EXERCISE INPUT:
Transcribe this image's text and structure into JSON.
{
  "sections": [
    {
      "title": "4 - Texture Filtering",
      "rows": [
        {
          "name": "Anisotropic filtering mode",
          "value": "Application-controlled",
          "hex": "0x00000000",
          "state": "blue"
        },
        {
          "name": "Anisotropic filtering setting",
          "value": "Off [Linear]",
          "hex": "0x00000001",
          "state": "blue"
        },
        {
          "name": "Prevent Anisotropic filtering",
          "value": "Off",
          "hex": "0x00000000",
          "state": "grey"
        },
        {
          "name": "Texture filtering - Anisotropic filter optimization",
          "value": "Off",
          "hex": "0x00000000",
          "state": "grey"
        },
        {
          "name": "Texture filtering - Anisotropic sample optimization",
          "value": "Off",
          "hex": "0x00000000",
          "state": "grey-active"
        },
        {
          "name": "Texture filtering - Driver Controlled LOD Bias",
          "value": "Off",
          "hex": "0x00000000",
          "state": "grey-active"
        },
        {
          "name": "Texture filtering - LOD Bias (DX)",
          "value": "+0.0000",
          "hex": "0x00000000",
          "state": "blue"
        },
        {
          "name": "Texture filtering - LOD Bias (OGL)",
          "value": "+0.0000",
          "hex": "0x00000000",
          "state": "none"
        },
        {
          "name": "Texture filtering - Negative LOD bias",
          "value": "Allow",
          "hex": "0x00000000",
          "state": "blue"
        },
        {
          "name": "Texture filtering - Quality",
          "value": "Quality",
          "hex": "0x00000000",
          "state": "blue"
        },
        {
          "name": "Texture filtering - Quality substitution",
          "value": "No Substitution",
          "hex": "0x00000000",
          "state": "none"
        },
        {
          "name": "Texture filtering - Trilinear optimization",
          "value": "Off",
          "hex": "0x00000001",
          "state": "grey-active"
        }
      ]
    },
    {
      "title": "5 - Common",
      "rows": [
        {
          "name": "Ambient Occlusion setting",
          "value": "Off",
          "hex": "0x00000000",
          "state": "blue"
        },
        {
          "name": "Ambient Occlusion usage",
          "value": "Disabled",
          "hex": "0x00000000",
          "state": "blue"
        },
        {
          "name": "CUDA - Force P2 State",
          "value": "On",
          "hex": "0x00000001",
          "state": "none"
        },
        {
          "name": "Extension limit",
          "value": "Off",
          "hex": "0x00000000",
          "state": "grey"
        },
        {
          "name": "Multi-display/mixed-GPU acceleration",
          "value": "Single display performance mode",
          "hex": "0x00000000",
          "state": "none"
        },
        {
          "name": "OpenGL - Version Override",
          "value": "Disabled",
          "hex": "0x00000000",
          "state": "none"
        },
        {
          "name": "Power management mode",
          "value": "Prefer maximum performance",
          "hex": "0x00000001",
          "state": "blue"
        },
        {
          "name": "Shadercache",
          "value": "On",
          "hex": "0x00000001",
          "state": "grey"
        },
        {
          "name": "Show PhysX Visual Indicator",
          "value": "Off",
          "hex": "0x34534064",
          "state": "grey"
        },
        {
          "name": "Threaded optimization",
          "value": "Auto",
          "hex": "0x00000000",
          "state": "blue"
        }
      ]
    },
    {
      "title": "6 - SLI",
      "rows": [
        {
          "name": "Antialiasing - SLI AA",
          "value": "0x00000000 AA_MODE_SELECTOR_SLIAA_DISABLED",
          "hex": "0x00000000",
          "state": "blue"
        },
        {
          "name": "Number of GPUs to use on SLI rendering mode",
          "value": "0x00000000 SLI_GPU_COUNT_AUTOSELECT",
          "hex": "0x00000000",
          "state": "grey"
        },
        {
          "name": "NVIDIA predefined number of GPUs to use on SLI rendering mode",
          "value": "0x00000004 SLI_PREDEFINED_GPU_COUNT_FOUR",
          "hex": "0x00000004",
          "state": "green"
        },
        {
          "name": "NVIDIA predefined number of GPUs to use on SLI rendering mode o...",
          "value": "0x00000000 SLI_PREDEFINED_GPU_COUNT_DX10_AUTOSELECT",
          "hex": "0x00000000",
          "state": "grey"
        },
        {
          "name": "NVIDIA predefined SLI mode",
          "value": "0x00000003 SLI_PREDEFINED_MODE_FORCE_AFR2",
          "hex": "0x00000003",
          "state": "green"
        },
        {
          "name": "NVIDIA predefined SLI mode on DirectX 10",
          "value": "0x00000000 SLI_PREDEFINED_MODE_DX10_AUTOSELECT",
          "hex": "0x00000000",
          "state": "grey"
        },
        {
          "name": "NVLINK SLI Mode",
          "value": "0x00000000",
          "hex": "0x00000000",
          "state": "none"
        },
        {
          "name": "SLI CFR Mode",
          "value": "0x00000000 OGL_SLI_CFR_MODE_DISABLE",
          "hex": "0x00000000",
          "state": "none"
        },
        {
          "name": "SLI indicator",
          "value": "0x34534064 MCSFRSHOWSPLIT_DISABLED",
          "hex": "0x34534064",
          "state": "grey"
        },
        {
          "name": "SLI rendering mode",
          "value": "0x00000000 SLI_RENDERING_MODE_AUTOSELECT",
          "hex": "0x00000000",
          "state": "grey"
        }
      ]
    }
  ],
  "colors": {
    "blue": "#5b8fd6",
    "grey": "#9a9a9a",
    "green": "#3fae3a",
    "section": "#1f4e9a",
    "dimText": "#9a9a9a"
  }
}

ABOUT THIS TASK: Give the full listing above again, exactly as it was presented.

WRITTEN RESPONSE:
Transcribe this image's text and structure into JSON.
{
  "sections": [
    {
      "title": "4 - Texture Filtering",
      "rows": [
        {
          "name": "Anisotropic filtering mode",
          "value": "Application-controlled",
          "hex": "0x00000000",
          "state": "blue"
        },
        {
          "name": "Anisotropic filtering setting",
          "value": "Off [Linear]",
          "hex": "0x00000001",
          "state": "blue"
        },
        {
          "name": "Prevent Anisotropic filtering",
          "value": "Off",
          "hex": "0x00000000",
          "state": "grey"
        },
        {
          "name": "Texture filtering - Anisotropic filter optimization",
          "value": "Off",
          "hex": "0x00000000",
          "state": "grey"
        },
        {
          "name": "Texture filtering - Anisotropic sample optimization",
          "value": "Off",
          "hex": "0x00000000",
          "state": "grey-active"
        },
        {
          "name": "Texture filtering - Driver Controlled LOD Bias",
          "value": "Off",
          "hex": "0x00000000",
          "state": "grey-active"
        },
        {
          "name": "Texture filtering - LOD Bias (DX)",
          "value": "+0.0000",
          "hex": "0x00000000",
          "state": "blue"
        },
        {
          "name": "Texture filtering - LOD Bias (OGL)",
          "value": "+0.0000",
          "hex": "0x00000000",
          "state": "none"
        },
        {
          "name": "Texture filtering - Negative LOD bias",
          "value": "Allow",
          "hex": "0x00000000",
          "state": "blue"
        },
        {
          "name": "Texture filtering - Quality",
          "value": "Quality",
          "hex": "0x00000000",
          "state": "blue"
        },
        {
          "name": "Texture filtering - Quality substitution",
          "value": "No Substitution",
          "hex": "0x00000000",
          "state": "none"
        },
        {
          "name": "Texture filtering - Trilinear optimization",
          "value": "Off",
          "hex": "0x00000001",
          "state": "grey-active"
        }
      ]
    },
    {
      "title": "5 - Common",
      "rows": [
        {
          "name": "Ambient Occlusion setting",
          "value": "Off",
          "hex": "0x00000000",
          "state": "blue"
        },
        {
          "name": "Ambient Occlusion usage",
          "value": "Disabled",
          "hex": "0x00000000",
          "state": "blue"
        },
        {
          "name": "CUDA - Force P2 State",
          "value": "On",
          "hex": "0x00000001",
          "state": "none"
        },
        {
          "name": "Extension limit",
          "value": "Off",
          "hex": "0x00000000",
          "state": "grey"
        },
        {
          "name": "Multi-display/mixed-GPU acceleration",
          "value": "Single display performance mode",
          "hex": "0x00000000",
          "state": "none"
        },
        {
          "name": "OpenGL - Version Override",
          "value": "Disabled",
          "hex": "0x00000000",
          "state": "none"
        },
        {
          "name": "Power management mode",
          "value": "Prefer maximum performance",
          "hex": "0x00000001",
          "state": "blue"
        },
        {
          "name": "Shadercache",
          "value": "On",
          "hex": "0x00000001",
          "state": "grey"
        },
        {
          "name": "Show PhysX Visual Indicator",
          "value": "Off",
          "hex": "0x34534064",
          "state": "grey"
        },
        {
          "name": "Threaded optimization",
          "value": "Auto",
          "hex": "0x00000000",
          "state": "blue"
        }
      ]
    },
    {
      "title": "6 - SLI",
      "rows": [
        {
          "name": "Antialiasing - SLI AA",
          "value": "0x00000000 AA_MODE_SELECTOR_SLIAA_DISABLED",
          "hex": "0x00000000",
          "state": "blue"
        },
        {
          "name": "Number of GPUs to use on SLI rendering mode",
          "value": "0x00000000 SLI_GPU_COUNT_AUTOSELECT",
          "hex": "0x00000000",
          "state": "grey"
        },
        {
          "name": "NVIDIA predefined number of GPUs to use on SLI rendering mode",
          "value": "0x00000004 SLI_PREDEFINED_GPU_COUNT_FOUR",
          "hex": "0x00000004",
          "state": "green"
        },
        {
          "name": "NVIDIA predefined number of GPUs to use on SLI rendering mode o...",
          "value": "0x00000000 SLI_PREDEFINED_GPU_COUNT_DX10_AUTOSELECT",
          "hex": "0x00000000",
          "state": "grey"
        },
        {
          "name": "NVIDIA predefined SLI mode",
          "value": "0x00000003 SLI_PREDEFINED_MODE_FORCE_AFR2",
          "hex": "0x00000003",
          "state": "green"
        },
        {
          "name": "NVIDIA predefined SLI mode on DirectX 10",
          "value": "0x00000000 SLI_PREDEFINED_MODE_DX10_AUTOSELECT",
          "hex": "0x00000000",
          "state": "grey"
        },
        {
          "name": "NVLINK SLI Mode",
          "value": "0x00000000",
          "hex": "0x00000000",
          "state": "none"
        },
        {
          "name": "SLI CFR Mode",
          "value": "0x00000000 OGL_SLI_CFR_MODE_DISABLE",
          "hex": "0x00000000",
          "state": "none"
        },
        {
          "name": "SLI indicator",
          "value": "0x34534064 MCSFRSHOWSPLIT_DISABLED",
          "hex": "0x34534064",
          "state": "grey"
        },
        {
          "name": "SLI rendering mode",
          "value": "0x00000000 SLI_RENDERING_MODE_AUTOSELECT",
          "hex": "0x00000000",
          "state": "grey"
        }
      ]
    }
  ],
  "colors": {
    "blue": "#5b8fd6",
    "grey": "#9a9a9a",
    "green": "#3fae3a",
    "section": "#1f4e9a",
    "dimText": "#9a9a9a"
  }
}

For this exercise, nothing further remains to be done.